## Component data from apps and pages:
-=-=-=-=-

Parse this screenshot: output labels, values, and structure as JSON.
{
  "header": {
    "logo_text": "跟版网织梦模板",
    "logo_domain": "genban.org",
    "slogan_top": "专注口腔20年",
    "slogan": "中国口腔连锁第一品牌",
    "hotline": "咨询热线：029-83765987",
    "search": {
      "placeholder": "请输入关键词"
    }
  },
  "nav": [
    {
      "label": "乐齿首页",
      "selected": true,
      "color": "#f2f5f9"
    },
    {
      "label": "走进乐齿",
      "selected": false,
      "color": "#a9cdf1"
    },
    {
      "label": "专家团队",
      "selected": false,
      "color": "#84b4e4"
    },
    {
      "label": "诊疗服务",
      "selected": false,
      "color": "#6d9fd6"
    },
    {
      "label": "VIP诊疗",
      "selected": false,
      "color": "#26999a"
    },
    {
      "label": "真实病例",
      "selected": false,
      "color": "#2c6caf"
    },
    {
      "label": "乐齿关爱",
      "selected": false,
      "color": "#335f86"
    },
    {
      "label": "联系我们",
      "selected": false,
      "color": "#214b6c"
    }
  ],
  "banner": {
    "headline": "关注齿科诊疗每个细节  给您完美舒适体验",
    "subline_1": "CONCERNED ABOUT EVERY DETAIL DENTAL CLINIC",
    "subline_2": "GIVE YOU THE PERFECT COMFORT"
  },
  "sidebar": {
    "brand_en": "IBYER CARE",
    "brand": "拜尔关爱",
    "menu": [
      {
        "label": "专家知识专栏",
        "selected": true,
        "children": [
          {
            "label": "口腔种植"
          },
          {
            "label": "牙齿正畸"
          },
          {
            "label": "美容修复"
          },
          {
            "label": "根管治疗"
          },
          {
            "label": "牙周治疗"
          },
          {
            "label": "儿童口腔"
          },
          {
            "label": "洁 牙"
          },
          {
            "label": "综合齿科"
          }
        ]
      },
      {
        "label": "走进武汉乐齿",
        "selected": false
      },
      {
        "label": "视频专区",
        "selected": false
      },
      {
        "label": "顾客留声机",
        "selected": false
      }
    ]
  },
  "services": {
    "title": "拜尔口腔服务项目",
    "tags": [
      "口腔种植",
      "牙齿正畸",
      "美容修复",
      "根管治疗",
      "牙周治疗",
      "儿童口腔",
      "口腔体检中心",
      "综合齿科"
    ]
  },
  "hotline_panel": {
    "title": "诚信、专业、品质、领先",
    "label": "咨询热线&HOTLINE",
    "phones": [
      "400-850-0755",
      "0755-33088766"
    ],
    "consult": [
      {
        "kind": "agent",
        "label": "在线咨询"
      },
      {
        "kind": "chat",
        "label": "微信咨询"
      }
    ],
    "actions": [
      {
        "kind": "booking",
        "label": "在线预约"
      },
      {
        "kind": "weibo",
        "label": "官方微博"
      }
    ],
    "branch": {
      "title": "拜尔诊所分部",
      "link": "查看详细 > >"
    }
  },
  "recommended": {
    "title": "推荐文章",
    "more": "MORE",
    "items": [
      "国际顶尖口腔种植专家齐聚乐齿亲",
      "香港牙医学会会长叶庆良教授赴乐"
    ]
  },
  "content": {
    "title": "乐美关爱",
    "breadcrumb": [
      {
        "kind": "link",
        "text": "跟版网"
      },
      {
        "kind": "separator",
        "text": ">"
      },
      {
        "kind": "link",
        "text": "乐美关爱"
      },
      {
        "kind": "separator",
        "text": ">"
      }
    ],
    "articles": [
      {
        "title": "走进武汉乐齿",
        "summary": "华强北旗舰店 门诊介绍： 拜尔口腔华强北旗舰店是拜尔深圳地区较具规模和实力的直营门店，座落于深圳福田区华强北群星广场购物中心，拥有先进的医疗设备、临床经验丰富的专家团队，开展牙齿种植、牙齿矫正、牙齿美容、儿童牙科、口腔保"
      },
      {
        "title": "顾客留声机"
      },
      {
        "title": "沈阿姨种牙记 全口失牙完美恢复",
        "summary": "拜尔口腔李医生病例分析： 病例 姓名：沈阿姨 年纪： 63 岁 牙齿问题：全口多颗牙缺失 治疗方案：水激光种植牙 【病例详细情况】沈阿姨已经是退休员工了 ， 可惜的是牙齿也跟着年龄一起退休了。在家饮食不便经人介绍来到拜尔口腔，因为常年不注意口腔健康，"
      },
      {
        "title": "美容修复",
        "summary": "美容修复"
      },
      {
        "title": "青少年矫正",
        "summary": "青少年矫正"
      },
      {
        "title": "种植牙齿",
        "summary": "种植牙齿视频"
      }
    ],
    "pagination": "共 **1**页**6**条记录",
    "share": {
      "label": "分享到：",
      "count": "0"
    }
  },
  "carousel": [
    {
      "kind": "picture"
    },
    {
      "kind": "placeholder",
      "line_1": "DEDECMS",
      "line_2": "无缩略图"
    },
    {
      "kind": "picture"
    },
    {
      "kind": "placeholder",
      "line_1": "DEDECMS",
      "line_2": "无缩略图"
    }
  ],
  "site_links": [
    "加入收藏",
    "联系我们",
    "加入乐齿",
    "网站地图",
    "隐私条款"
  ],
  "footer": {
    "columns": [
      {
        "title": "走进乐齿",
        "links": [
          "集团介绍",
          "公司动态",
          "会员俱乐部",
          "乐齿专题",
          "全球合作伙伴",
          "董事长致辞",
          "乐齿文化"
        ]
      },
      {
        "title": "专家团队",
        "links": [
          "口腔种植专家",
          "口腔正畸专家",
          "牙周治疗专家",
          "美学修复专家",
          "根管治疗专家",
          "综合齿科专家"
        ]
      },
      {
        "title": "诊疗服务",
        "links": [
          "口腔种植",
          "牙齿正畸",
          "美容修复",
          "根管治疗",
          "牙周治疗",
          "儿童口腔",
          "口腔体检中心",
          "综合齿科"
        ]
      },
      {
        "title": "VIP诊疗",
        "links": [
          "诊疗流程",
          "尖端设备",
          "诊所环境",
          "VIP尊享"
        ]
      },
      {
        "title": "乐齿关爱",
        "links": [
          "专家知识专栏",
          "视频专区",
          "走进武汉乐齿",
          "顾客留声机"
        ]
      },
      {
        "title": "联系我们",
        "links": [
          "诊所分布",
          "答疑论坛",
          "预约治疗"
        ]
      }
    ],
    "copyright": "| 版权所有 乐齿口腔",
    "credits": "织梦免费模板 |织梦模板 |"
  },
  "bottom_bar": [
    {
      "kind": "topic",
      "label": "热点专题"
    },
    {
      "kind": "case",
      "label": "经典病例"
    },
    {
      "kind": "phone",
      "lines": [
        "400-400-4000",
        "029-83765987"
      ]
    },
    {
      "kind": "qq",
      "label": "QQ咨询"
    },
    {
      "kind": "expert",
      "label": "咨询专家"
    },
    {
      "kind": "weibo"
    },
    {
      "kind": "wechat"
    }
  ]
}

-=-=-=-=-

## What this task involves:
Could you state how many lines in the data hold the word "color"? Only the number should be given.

## Exercise answer:
8